This is one of my favorite tools. I could write volumes about this. It can occasionally perform miracles upon images. Unfortunately, pretty-much the only way to find out how to use it is to fiddle. Give yourself a spare hour to play with it and you'll find that what defies easy explanation becomes, after a while, quite intuitive. Basically it lets you alter the lightness and darkness of pixels depending on what their existing lightness and darkness is. This sounds like gobbledegook until you fiddle with it for a while and then you'll find that it somehow becomes clear what is happening. Every picture will require tweaking a different way, but the benefit can be truly amazing.
This one is divided into two parts. The top part, consists of a strange circle of colors with an overlap slider below, and, although it doesn't look like it, the "Hue" slider below that. You'll almost never want to play with the that part when working on photos, though it can produce fantastic results for diagrams and artworks. The really useful part is the pair of sliders at the bottom. "Lightness" does exactly as it says. "Saturation" boosts the amount of color in an image or drains it way towards greyscale. If you are not happy with the result you don't need to undo -- just "Cancel" instead of "OK".
There are hundreds of other wonderful things that Gimp can do, but those are the ones I find most useful. The best way to find nice functions in Gimp is to experiment and to read the manual -- remember it is always just a press of the F1 key away.
If the original picture is an attachment to an email then you'll need to save it to somewhere convenient on your computer first. In Seamonkey, just right-click one of the attached pictures in the little attachment window and choose from the pop-up menu "Save all". That will ripple through all the attachments in that email and save them to somewhere that you choose. Make sure it is somewhere that you'll be able to find them later.
If the image is "in-lined" into the email without actually being an attachment then you'll need to go to each image, right-click it and choose "Save Image".
Now you have the pictures somewhere on your computer that you can edit them. I prefer to use Gimp for this.

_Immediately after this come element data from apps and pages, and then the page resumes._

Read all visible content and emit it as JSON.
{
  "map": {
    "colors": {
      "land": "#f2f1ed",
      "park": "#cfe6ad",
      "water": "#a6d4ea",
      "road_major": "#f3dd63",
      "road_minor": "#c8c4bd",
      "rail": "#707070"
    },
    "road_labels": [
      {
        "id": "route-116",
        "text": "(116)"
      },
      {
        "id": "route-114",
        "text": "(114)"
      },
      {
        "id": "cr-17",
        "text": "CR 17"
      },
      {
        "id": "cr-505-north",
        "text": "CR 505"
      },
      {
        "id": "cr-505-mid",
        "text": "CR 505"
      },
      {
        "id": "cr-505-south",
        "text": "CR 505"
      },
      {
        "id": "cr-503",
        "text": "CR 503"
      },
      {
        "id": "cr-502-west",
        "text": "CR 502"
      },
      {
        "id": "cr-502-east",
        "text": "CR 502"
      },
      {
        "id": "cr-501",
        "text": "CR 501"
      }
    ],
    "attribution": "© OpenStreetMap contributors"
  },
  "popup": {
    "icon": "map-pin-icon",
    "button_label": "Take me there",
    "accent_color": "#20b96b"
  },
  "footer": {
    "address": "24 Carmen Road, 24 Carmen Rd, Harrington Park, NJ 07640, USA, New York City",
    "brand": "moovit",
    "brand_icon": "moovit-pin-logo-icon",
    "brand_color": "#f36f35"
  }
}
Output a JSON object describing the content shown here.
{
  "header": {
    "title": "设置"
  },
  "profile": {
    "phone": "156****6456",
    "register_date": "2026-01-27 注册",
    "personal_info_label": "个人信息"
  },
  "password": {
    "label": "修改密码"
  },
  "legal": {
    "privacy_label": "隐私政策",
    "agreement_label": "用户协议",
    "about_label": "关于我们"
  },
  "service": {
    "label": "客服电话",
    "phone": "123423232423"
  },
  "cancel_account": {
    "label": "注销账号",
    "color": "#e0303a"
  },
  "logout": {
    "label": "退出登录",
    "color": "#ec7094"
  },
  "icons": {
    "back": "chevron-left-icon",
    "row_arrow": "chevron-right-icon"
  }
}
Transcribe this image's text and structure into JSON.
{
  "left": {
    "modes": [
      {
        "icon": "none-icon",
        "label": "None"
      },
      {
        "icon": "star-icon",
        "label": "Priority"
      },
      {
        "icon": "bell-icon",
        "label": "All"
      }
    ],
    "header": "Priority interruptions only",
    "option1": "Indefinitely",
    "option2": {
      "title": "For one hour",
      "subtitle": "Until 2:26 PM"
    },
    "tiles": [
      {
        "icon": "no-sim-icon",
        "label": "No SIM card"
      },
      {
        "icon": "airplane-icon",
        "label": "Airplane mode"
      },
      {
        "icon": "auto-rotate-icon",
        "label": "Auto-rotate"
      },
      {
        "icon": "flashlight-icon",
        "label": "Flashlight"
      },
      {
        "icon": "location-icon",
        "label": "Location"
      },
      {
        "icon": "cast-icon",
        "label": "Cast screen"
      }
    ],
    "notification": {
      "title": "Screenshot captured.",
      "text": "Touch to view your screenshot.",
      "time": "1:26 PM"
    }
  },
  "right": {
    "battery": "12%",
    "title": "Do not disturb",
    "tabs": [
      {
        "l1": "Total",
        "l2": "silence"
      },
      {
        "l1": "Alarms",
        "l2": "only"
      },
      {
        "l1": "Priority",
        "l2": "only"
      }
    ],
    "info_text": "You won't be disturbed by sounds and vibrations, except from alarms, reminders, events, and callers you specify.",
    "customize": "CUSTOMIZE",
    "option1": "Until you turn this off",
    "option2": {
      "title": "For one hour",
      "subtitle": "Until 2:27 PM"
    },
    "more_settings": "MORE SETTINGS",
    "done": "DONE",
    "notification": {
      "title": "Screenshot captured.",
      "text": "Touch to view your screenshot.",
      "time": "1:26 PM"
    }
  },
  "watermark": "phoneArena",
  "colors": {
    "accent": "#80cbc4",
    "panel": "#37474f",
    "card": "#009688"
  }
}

You can use Irfanview, but I can't remember the steps for it so am unable to give them here. However it is pretty-much the same for most programs.
Now that you have your picture return to the main section.